The GBPEUR exchange rate is higher on Friday after seeing a sharp sell-off on yesterday’s BoE rate announcement. Some data was released this morning for European trade and UK construction, but the market wants more clarity on the Scottish election picture. Counting began at 9am on Friday and traders are looking to see if the SNP can secure a majority.
GBPEUR bounced off the 1.15 level yesterday and now trades at 1.1522.
SNP majority predicted by YouGov
Nicola Sturgeon’s SNP party is currently on track for a fourth term, but the question is whether a majority is possible. A final study by YouGov has said that the SNP will secure a four-seat majority and predicted that the party would get 52% of the constituency vote and 38% on the regional list. Another poll by Panelbase expected a “knife-edge” majority.
As things stand, the SNP looks likely to get a majority, but the underlying support is not really there for changing the course of the nation with another independence vote. It seems in politics that everything is split down the middle these days, with support for Scottish independence, Brexit and the Joe Biden Presidency, three examples of razor-thin majorities but that is a sign of the times.
The same YouGov study also forecast that Scottish Greens could double their current MSP tally with 13% of the vote. This would actually boost the voices for an independent Scotland, but the unfortunate situation for Scottish voters is that most of what they can vote is then hijacked for another tilt at independence and seen as a mandate.
The GBPEUR was stuck at 1.15 for a full week until a 100 pip rally over the first half of this week. Those gains evaporated yesterday as the Bank of England cut its bond buying programme by £1bn per week. The bank reassured investors that it wasn’t a change of policy stance and also committed to the path of no rate rises until 2023. The BoE upped its growth forecast to 7.2% for the UK economy.
EU trade and UK construction growth

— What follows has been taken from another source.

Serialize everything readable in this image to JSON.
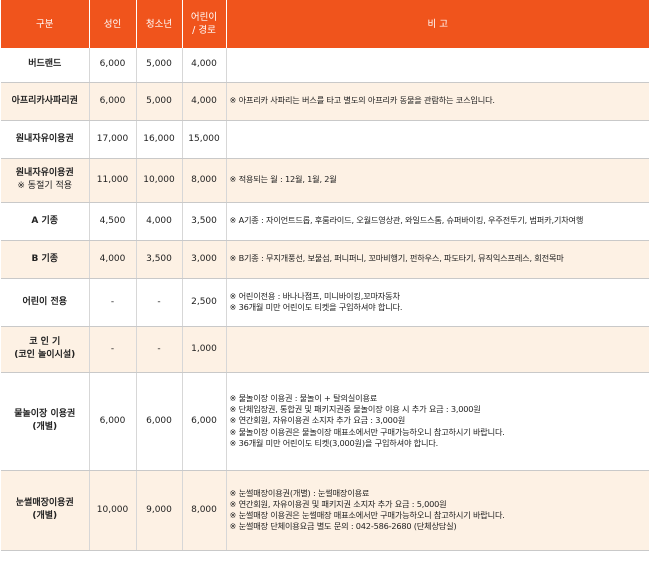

German companies shrugged off the economic turmoil to increase export levels for the eleventh month in a row during March, according to data from the Statistics Office. German export growth hit 1.2%, which was twice the pace economists had forecast. Exports to the UK fell for a third-straight month since the country left the EU’s internal market on January 1st, with goods shrinking by 13.2% to €6.5 bn. Italian retail sales were poor with a reading of -0.1% after a strong bounce last month to around 6%.

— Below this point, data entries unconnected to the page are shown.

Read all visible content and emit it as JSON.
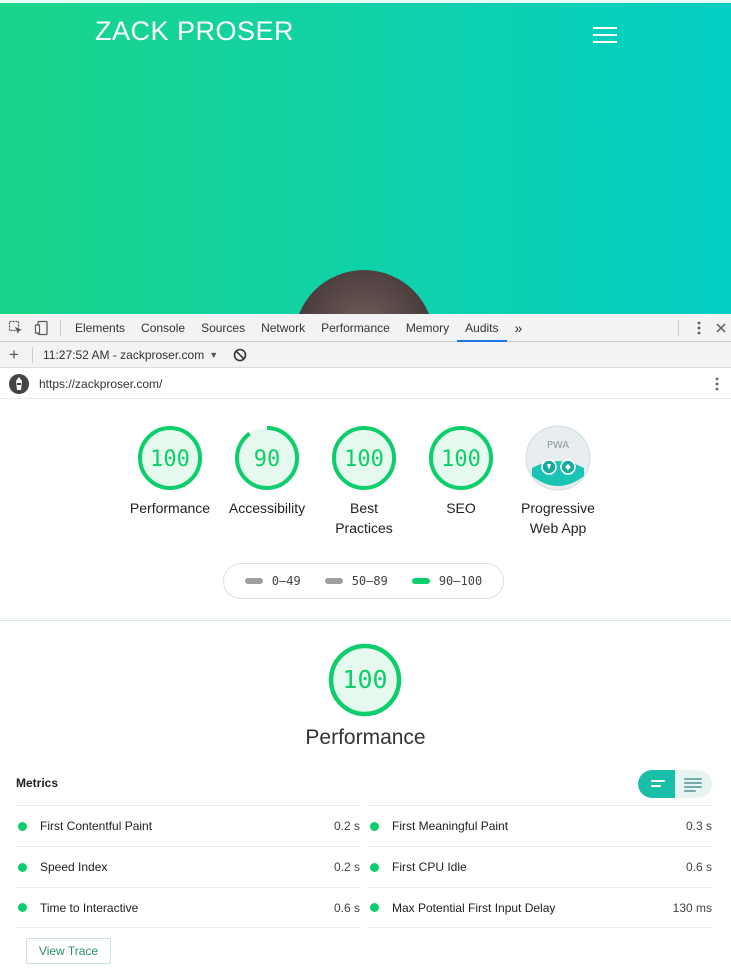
{
  "site": {
    "title": "ZACK PROSER"
  },
  "devtools": {
    "tabs": [
      "Elements",
      "Console",
      "Sources",
      "Network",
      "Performance",
      "Memory",
      "Audits"
    ],
    "active_tab": "Audits",
    "more_tabs_glyph": "»",
    "report_selector": "11:27:52 AM - zackproser.com",
    "add_label": "+",
    "url": "https://zackproser.com/"
  },
  "report": {
    "categories": [
      {
        "score": "100",
        "label_lines": [
          "Performance"
        ],
        "fraction": 1.0
      },
      {
        "score": "90",
        "label_lines": [
          "Accessibility"
        ],
        "fraction": 0.9
      },
      {
        "score": "100",
        "label_lines": [
          "Best",
          "Practices"
        ],
        "fraction": 1.0
      },
      {
        "score": "100",
        "label_lines": [
          "SEO"
        ],
        "fraction": 1.0
      }
    ],
    "pwa": {
      "label_lines": [
        "Progressive",
        "Web App"
      ],
      "badge_text": "PWA"
    },
    "legend": [
      {
        "range": "0–49",
        "color": "#9e9e9e"
      },
      {
        "range": "50–89",
        "color": "#9e9e9e"
      },
      {
        "range": "90–100",
        "color": "#0cce6b"
      }
    ],
    "performance_score": "100",
    "performance_title": "Performance",
    "metrics_title": "Metrics",
    "metrics_left": [
      {
        "name": "First Contentful Paint",
        "value": "0.2 s"
      },
      {
        "name": "Speed Index",
        "value": "0.2 s"
      },
      {
        "name": "Time to Interactive",
        "value": "0.6 s"
      }
    ],
    "metrics_right": [
      {
        "name": "First Meaningful Paint",
        "value": "0.3 s"
      },
      {
        "name": "First CPU Idle",
        "value": "0.6 s"
      },
      {
        "name": "Max Potential First Input Delay",
        "value": "130 ms"
      }
    ],
    "view_trace_label": "View Trace"
  },
  "colors": {
    "pass": "#0cce6b",
    "pass_fill": "#e6f9ef",
    "accent": "#19bfa9"
  }
}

British construction activity also continued its bounce last month, with the index close to a six-and-a-half-year record set in March.

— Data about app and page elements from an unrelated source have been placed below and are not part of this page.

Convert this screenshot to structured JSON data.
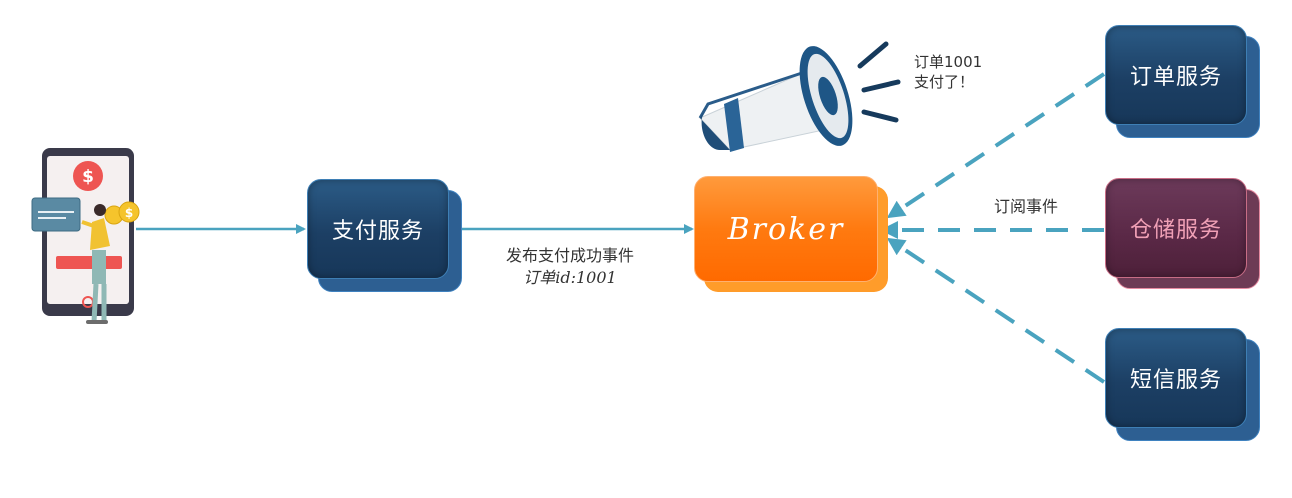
{
  "nodes": {
    "payment": "支付服务",
    "broker": "Broker",
    "order": "订单服务",
    "storage": "仓储服务",
    "sms": "短信服务"
  },
  "edges": {
    "publish_line1": "发布支付成功事件",
    "publish_line2": "订单id:1001",
    "subscribe": "订阅事件"
  },
  "announcement": {
    "line1": "订单1001",
    "line2": "支付了！"
  },
  "colors": {
    "service_blue": "#1c3f64",
    "storage_maroon": "#5a2846",
    "broker_orange": "#ff7a10",
    "arrow_teal": "#4aa3bf",
    "dashed_teal": "#4aa3bf"
  }
}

The IHS Markit/CIPS Construction Purchasing Managers’ Index (PMI) dipped slightly to 61.6 in April from 61.7 in March, but new orders have jumped as the reopening gives businesses hope that the worst of the restrictions are behind them.